This year’s Invasive Species Week takes place on 15th to 21st May 2023 and the Non-native Species Information Portal is packed with information and guidance on what you can do to stop the spread of these species.

What are invasive non-native species?

A non-native species is one which is transported from its native range to a new region with the assistance of humans. Invasive non-natives (NNIS) are those that have a harmful impact.
How many are there?
Most non-natives are harmless but around 10-15% of these have become invasive.
There has been a dramatic increase in numbers over recent years with 10 to 12 new species becoming established every year.
Invasive species are easily spread, for example, Japanese knotweed spreads so rapidly not only through its root system but because any fragment of its stem or root will grow to form a new plant. This makes it very difficult to get rid of.
What are the problems?
They have a range of environmental, economic, health and social impacts in Britain.

Harm to the Environment:

Worldwide they are one of the greatest threats to biodiversity, even more so than pollution. In Britain they threaten the survival of native wildlife, spread harmful diseases and damage our natural ecosystems.

For example, Japanese knotweed will grow in any soil no matter how poor and quickly invades the spaces, shading out native plants.

Economic impact:

Problems caused by these species cost at least £1.7 billion
every year in Britain. Costs include damage to infrastructure and losses to production, for example, crops including forestry and agricultural.

Health and social impacts:

They can  also affect our health and the way we live. Some species, such as Floating Pennywort, make flooding worse. Others are a health hazard such as Giant  Hogweed, which causes skin burns, and Oak Processionary Moth which causes skin irritation and respiratory problems.

Legal responsibilities

Non-native species legislation in England,  Scotland and Wales prohibit the spread of  non-native species and require landowners  to manage and dispose of non-native  species in order to prevent spread.

What can we do?

Prevent them from establishing. Take precautions to prevent spread from site to site. Detect and rapidly respond if they are found on our sites. Where they have become established plan to follow site rules to prevent spread.


Be aware and report : You should be advised as part of any site work instruction if there are invasive non- native species on site and what precautions are needed.

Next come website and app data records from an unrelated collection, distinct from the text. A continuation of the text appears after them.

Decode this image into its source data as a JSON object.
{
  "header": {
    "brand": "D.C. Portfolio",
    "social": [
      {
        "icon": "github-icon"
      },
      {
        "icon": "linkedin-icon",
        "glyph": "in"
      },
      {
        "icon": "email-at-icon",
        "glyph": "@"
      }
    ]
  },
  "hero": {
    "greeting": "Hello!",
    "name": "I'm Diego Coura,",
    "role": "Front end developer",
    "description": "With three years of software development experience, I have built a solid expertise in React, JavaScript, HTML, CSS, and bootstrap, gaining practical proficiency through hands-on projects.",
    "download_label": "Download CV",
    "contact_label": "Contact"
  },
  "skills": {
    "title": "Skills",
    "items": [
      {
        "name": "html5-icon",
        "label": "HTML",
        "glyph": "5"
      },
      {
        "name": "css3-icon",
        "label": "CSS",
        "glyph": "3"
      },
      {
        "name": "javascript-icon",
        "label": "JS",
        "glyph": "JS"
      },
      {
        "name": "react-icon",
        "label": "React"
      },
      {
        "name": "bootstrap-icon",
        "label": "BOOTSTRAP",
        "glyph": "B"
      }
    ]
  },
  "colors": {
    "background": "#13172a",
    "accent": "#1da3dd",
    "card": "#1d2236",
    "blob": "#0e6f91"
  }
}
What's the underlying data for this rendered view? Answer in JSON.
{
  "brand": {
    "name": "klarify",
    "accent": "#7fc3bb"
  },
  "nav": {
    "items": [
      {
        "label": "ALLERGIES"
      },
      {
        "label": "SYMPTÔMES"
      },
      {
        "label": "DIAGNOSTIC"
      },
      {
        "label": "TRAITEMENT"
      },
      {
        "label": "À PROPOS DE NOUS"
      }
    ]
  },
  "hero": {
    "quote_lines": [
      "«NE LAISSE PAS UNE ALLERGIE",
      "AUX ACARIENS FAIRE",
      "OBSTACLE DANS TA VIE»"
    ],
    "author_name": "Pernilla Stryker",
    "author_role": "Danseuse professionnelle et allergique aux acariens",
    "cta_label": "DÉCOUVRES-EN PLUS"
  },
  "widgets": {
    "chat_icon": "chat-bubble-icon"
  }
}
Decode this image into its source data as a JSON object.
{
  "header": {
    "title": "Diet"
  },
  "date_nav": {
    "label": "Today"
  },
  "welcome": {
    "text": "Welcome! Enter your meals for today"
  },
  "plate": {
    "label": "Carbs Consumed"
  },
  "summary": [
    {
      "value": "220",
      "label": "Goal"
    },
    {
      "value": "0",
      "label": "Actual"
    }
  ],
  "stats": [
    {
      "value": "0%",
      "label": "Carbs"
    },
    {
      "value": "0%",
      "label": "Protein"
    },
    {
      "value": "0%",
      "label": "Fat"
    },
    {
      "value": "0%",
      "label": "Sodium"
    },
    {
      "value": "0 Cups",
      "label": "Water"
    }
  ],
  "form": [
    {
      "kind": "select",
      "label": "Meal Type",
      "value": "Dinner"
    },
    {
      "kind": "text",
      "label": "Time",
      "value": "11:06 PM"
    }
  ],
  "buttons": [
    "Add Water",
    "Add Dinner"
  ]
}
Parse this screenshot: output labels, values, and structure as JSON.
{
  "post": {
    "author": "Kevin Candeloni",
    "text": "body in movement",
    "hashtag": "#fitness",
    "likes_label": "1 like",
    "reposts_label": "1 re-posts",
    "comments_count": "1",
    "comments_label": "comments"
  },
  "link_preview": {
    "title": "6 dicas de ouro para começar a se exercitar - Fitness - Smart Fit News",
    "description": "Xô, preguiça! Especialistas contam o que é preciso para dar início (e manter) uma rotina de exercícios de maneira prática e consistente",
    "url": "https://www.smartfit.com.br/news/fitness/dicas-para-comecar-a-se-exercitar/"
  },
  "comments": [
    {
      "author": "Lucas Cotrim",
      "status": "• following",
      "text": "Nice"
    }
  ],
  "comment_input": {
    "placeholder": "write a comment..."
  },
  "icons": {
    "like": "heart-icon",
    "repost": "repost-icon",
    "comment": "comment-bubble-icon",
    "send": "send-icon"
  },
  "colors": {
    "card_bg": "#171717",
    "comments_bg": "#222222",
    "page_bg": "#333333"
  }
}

If you come across any that haven’t been identified, make sure you report them to the Tilhill Manager